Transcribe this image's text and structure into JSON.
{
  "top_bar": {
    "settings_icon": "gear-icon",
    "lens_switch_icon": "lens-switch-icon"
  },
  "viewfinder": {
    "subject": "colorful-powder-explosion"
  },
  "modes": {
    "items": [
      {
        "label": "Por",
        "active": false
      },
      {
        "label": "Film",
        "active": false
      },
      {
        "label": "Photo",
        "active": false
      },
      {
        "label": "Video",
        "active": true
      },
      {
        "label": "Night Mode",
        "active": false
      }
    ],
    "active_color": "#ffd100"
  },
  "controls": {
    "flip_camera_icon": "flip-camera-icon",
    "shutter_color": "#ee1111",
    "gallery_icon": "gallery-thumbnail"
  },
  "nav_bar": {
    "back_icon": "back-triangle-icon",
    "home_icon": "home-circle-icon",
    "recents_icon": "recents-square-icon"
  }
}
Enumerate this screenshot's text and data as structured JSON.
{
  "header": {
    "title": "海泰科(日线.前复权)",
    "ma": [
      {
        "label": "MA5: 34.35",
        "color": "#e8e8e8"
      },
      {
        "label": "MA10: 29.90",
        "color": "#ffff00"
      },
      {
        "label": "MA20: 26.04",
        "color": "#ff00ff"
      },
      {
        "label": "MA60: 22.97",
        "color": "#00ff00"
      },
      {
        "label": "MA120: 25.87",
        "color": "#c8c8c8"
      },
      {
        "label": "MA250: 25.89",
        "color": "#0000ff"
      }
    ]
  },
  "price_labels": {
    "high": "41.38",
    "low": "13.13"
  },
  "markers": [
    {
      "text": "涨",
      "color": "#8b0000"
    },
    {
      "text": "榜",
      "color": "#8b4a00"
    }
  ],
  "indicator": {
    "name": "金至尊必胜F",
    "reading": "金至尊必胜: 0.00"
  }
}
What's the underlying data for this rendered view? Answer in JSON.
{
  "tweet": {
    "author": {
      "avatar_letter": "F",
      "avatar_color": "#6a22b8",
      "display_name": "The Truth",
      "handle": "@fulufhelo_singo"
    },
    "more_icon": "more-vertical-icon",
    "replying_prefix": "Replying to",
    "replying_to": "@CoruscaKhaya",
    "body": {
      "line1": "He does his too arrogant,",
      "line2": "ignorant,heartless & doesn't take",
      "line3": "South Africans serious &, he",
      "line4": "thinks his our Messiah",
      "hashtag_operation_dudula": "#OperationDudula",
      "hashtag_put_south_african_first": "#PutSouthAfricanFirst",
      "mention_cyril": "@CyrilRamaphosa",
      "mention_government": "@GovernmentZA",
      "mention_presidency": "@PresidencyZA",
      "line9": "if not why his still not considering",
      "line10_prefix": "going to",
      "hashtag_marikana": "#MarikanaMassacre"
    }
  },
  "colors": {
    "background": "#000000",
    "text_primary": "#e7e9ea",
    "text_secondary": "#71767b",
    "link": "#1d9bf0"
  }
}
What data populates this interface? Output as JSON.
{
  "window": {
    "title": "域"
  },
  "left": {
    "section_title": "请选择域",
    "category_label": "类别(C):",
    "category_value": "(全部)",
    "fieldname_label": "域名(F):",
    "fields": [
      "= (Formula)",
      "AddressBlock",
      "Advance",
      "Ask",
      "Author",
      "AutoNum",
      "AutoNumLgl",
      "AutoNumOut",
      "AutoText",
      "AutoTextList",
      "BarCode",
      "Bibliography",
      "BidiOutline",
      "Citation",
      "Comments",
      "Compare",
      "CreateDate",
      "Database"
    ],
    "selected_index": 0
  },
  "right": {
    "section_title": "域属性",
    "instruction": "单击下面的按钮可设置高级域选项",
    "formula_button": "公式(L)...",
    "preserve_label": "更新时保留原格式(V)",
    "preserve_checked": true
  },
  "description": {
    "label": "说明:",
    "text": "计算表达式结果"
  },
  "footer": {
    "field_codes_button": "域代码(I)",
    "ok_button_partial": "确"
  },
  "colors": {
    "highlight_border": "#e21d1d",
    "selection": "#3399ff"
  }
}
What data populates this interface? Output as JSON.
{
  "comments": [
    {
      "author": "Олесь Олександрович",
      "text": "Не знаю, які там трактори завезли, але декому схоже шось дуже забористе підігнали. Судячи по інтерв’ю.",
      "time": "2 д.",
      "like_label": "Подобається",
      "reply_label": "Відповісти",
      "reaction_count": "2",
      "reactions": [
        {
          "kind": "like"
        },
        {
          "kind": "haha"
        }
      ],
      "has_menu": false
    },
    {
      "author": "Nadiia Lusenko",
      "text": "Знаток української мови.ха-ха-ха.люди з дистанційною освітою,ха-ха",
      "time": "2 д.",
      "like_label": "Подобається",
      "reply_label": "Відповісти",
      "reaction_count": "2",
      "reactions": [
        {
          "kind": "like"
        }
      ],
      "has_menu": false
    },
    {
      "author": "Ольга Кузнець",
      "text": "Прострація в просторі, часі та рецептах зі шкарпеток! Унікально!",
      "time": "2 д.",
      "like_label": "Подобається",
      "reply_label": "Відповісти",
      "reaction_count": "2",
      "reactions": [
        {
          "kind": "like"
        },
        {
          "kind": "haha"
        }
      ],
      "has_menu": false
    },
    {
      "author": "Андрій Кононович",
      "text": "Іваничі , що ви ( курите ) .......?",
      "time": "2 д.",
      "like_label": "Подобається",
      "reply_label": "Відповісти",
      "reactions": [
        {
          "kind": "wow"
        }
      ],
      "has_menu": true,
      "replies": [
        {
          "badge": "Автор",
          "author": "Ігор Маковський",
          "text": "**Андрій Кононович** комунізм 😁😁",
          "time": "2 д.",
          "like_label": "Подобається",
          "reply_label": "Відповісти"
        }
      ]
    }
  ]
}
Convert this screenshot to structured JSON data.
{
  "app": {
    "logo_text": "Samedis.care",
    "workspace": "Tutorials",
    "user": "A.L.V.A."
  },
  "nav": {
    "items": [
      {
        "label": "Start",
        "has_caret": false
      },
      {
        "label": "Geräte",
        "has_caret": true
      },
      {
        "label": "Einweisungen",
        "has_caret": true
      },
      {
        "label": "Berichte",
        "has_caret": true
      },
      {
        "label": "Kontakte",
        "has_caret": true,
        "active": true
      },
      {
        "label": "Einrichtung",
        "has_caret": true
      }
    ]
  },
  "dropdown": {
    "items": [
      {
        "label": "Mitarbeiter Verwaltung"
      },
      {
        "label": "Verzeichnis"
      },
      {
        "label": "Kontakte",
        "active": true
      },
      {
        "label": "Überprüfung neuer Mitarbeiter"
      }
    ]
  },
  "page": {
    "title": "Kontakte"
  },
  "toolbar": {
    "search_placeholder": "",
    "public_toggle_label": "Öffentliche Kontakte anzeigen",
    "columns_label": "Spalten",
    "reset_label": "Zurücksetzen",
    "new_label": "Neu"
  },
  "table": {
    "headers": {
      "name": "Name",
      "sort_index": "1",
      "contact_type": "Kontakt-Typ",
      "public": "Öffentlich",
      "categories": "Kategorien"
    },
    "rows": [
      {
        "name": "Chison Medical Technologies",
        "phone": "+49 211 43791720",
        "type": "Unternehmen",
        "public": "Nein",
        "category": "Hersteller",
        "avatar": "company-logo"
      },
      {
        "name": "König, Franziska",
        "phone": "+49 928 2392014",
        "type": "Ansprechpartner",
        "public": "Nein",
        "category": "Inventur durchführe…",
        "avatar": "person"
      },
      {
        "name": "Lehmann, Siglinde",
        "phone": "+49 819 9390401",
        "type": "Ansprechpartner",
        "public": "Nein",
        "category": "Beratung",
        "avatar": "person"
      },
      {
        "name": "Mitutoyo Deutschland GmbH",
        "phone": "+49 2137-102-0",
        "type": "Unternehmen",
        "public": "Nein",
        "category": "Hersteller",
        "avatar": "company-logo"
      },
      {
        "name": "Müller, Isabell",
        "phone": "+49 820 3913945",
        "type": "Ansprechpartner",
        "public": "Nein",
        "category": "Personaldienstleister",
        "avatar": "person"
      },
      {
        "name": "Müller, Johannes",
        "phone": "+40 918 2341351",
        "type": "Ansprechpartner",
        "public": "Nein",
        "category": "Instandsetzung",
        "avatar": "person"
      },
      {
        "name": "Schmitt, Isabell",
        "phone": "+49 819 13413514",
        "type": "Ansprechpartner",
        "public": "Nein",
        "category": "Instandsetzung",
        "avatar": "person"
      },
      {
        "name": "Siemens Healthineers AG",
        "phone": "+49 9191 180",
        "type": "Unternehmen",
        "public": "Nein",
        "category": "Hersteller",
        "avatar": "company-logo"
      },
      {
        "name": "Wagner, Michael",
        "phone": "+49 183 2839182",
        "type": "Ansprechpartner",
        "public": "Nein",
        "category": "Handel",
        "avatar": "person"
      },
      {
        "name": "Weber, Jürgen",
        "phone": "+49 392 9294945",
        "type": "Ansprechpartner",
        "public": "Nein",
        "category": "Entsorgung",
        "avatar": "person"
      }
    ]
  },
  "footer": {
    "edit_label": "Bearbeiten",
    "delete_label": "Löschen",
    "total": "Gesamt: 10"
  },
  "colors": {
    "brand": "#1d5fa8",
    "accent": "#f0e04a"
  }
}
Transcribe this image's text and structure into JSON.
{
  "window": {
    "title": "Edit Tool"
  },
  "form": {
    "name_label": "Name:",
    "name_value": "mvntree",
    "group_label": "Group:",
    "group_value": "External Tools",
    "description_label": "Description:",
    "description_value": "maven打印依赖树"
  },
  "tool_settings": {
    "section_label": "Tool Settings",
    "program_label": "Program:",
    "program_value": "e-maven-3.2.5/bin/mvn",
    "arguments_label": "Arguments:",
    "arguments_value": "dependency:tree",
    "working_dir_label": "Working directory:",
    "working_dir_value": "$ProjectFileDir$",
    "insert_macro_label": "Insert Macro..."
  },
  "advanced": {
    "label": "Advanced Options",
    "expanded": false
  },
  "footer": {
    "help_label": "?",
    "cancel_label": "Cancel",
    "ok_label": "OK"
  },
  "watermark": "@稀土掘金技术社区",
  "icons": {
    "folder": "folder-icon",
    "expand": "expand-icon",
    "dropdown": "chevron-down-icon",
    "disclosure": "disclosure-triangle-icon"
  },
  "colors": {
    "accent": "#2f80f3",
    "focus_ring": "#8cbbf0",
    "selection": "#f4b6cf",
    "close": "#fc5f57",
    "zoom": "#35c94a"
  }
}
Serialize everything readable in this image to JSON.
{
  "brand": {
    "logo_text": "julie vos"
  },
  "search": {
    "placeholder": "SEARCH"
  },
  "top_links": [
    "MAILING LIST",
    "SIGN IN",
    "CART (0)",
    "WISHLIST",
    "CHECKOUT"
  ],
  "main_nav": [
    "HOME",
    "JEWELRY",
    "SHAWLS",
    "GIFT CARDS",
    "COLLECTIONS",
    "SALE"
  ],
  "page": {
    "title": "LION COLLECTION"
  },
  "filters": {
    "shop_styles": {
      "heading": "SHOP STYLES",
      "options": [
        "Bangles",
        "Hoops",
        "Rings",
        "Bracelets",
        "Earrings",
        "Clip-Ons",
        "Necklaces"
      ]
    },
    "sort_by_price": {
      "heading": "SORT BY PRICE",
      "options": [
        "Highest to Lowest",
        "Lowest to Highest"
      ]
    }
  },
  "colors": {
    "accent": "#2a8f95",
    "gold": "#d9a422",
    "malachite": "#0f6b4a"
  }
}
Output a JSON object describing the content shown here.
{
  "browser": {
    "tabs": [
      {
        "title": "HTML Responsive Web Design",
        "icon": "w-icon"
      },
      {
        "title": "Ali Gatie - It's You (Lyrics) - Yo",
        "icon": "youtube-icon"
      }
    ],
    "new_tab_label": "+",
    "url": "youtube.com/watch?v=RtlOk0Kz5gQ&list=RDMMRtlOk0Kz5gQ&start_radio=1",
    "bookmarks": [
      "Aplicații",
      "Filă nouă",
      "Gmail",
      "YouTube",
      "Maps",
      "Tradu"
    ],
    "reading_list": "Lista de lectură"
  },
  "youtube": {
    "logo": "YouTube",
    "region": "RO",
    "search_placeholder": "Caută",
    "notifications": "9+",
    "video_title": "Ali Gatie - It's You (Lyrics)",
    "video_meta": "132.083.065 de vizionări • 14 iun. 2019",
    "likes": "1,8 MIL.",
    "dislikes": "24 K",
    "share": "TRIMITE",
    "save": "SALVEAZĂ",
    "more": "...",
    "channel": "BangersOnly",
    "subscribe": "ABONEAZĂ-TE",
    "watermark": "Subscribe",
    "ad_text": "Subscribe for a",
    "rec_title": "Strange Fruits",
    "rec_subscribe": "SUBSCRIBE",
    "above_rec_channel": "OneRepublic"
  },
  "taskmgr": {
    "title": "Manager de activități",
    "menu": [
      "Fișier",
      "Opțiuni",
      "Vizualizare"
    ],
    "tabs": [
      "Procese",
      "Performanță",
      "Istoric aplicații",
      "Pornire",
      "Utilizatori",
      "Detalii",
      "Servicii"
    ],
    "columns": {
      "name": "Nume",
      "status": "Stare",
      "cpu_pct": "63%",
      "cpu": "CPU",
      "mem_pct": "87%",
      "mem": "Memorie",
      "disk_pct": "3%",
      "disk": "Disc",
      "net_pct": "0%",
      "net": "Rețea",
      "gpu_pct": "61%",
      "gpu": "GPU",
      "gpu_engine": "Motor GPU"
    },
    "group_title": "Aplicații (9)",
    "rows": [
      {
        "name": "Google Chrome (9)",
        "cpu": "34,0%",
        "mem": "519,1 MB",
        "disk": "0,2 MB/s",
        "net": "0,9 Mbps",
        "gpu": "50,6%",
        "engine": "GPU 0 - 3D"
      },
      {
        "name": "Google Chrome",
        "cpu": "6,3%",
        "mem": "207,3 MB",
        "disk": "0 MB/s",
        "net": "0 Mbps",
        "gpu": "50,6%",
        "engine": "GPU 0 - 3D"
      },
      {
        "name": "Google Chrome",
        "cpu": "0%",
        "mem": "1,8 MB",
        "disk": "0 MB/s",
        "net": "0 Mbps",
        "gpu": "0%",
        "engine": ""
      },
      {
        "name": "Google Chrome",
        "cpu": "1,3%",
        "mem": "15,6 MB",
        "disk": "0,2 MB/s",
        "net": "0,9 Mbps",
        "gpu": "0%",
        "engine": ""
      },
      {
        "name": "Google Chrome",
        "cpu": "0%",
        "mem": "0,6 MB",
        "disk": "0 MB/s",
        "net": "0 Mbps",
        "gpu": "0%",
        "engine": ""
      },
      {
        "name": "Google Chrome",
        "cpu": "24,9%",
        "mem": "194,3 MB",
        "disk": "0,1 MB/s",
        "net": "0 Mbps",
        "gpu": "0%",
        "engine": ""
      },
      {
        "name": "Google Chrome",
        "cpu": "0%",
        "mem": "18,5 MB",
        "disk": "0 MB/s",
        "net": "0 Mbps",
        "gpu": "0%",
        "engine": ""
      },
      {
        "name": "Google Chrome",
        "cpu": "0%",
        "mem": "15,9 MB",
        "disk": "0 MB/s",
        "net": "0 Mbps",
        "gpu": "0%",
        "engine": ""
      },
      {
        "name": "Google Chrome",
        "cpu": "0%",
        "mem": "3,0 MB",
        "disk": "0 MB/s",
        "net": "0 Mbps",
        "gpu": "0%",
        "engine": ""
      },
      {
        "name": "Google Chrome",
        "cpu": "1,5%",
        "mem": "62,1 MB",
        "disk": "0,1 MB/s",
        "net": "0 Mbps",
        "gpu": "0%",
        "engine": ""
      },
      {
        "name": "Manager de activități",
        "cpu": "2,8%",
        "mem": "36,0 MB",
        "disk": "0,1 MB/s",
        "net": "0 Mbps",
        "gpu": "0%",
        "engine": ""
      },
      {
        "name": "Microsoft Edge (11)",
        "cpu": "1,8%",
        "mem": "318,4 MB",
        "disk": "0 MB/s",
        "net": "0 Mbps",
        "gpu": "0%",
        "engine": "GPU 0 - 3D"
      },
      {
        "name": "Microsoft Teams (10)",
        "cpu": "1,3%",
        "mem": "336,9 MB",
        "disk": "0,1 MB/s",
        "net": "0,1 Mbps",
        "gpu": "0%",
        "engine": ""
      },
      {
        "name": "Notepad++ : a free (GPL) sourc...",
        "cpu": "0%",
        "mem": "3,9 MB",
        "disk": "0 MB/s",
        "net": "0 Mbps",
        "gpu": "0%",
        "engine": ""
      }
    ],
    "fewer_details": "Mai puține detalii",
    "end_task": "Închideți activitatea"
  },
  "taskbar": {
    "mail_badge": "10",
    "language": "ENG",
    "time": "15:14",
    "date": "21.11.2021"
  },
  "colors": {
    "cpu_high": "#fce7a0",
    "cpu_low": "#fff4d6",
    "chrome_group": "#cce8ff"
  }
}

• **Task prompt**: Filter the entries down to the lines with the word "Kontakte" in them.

• **Result**:
        "label": "Kontakte",
        "label": "Kontakte",
    "title": "Kontakte"
    "public_toggle_label": "Öffentliche Kontakte anzeigen",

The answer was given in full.